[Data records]
◇ ◇ ◇

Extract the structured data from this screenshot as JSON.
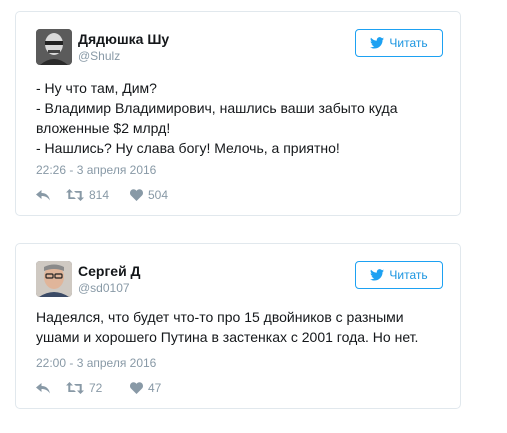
{
  "tweets": [
    {
      "author": {
        "name": "Дядюшка Шу",
        "handle": "@Shulz"
      },
      "follow_label": "Читать",
      "text": "- Ну что там, Дим?\n- Владимир Владимирович, нашлись ваши забыто куда вложенные $2 млрд!\n- Нашлись? Ну слава богу! Мелочь, а приятно!",
      "timestamp": "22:26 - 3 апреля 2016",
      "retweets": "814",
      "likes": "504"
    },
    {
      "author": {
        "name": "Сергей Д",
        "handle": "@sd0107"
      },
      "follow_label": "Читать",
      "text": "Надеялся, что будет что-то про 15 двойников с разными ушами и хорошего Путина в застенках с 2001 года. Но нет.",
      "timestamp": "22:00 - 3 апреля 2016",
      "retweets": "72",
      "likes": "47"
    }
  ],
  "colors": {
    "accent": "#1da1f2",
    "muted": "#8899a6",
    "border": "#e1e8ed"
  },
  "icons": [
    "twitter-bird-icon",
    "reply-icon",
    "retweet-icon",
    "heart-icon"
  ]
}
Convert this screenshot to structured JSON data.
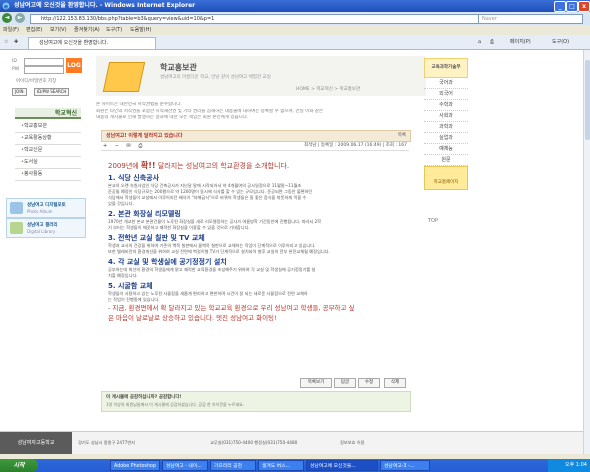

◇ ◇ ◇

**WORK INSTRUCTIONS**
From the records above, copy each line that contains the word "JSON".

**OUTPUT OF THE TASK**
Extract the structured data from this screenshot as JSON.
Convert this screenshot to structured JSON data.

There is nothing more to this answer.